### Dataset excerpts
- - - -

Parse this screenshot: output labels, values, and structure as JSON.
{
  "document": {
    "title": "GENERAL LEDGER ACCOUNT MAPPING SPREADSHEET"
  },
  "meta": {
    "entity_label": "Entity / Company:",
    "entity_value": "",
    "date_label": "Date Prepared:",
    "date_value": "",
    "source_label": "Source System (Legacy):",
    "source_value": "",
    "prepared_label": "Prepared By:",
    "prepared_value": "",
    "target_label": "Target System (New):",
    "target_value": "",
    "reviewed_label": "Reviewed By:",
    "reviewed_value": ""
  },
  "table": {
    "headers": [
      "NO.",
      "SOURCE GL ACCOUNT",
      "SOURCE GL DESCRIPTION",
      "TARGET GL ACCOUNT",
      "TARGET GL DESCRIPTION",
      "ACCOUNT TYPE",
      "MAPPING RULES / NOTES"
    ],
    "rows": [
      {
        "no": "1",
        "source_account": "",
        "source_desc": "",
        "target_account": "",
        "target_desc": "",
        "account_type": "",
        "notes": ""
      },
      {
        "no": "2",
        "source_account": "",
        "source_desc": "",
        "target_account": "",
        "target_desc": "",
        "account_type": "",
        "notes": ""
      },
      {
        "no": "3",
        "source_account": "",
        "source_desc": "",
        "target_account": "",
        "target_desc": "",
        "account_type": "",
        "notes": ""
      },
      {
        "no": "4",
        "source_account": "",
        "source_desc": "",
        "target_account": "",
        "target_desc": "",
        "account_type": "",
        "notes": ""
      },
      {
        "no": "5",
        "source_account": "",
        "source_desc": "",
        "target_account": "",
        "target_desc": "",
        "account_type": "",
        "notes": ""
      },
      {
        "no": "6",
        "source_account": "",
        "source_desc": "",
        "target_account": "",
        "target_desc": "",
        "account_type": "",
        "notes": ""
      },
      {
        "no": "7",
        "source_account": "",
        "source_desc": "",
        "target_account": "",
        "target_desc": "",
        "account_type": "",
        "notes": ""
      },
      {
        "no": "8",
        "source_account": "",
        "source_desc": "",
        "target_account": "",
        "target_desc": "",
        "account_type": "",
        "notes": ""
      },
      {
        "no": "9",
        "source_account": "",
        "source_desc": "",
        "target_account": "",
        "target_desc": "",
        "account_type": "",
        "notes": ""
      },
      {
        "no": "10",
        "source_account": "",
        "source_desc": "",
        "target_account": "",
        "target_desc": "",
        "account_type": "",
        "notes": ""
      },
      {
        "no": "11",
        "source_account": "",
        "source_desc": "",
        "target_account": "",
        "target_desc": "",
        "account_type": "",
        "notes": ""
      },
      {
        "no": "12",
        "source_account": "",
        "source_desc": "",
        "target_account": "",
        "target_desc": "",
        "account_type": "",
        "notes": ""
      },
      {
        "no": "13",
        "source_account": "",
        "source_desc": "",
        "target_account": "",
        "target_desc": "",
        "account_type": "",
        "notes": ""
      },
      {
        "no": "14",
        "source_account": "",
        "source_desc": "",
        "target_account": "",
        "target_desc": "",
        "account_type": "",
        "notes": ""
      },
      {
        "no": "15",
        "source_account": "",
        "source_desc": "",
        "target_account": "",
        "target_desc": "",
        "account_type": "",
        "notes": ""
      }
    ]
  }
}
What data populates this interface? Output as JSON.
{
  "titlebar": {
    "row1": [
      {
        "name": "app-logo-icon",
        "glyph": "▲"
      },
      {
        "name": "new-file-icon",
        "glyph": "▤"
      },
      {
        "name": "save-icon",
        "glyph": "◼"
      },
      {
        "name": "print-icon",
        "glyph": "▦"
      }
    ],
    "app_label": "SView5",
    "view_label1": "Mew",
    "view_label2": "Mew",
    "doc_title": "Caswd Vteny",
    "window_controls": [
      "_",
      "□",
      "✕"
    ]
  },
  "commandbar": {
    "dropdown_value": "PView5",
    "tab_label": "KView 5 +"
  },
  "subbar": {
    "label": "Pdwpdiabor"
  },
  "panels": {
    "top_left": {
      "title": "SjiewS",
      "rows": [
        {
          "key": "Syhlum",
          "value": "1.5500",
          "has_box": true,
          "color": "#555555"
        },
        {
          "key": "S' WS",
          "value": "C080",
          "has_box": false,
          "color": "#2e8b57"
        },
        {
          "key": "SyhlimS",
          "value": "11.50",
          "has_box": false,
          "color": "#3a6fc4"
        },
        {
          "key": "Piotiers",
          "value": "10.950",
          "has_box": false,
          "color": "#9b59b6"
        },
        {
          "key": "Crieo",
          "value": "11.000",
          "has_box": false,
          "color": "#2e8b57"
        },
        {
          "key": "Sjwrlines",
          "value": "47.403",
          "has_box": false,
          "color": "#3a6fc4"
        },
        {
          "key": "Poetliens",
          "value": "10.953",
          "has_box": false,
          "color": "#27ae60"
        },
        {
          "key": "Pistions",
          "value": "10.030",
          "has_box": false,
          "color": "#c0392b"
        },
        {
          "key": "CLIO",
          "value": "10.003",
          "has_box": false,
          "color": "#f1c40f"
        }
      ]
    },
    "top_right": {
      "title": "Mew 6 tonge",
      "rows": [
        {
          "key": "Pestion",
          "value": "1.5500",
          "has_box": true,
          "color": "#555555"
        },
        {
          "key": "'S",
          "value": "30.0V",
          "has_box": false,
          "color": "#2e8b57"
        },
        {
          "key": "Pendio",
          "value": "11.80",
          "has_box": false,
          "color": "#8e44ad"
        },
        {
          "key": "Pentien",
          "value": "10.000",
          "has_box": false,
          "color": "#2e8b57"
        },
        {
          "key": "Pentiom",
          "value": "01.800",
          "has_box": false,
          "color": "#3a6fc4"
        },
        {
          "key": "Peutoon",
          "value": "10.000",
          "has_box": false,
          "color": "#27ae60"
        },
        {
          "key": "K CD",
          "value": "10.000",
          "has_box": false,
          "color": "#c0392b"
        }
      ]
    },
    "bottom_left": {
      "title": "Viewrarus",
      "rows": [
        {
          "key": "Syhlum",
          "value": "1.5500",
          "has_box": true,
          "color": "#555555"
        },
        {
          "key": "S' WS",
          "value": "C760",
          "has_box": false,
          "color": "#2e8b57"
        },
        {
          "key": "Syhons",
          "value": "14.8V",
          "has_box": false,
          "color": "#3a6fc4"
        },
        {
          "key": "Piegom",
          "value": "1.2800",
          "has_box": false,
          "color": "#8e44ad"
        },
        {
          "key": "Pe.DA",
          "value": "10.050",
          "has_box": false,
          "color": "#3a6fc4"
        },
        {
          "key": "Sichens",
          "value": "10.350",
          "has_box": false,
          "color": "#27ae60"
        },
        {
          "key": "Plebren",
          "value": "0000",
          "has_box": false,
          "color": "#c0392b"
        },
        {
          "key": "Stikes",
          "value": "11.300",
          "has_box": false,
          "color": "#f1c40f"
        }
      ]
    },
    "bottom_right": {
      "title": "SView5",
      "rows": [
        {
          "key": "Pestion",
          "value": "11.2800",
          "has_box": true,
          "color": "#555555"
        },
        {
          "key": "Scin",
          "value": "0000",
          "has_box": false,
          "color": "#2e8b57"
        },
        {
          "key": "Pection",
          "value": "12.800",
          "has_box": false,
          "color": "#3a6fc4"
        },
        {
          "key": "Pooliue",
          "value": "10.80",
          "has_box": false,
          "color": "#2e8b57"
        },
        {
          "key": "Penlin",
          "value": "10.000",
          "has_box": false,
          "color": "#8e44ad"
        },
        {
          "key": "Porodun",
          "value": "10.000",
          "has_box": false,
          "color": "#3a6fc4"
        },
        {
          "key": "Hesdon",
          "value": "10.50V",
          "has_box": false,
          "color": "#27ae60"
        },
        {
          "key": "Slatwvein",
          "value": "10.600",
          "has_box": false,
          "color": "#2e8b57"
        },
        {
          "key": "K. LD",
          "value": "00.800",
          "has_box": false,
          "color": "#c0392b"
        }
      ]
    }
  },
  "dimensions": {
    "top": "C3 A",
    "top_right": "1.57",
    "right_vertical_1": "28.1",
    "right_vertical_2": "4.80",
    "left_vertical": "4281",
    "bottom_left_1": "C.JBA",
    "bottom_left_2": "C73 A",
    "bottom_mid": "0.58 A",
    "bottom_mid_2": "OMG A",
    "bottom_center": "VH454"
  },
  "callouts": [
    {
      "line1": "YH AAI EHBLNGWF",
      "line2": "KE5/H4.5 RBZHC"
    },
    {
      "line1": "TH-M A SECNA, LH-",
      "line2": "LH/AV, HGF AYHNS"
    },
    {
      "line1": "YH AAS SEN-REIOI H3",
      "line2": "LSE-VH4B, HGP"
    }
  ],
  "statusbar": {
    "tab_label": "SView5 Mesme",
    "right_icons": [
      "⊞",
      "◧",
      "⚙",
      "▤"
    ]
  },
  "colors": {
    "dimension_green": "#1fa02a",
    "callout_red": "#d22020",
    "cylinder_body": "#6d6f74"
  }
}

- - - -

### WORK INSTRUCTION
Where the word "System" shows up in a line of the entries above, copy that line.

### RESPONSE TO THIS EXERCISE
    "source_label": "Source System (Legacy):",
    "target_label": "Target System (New):",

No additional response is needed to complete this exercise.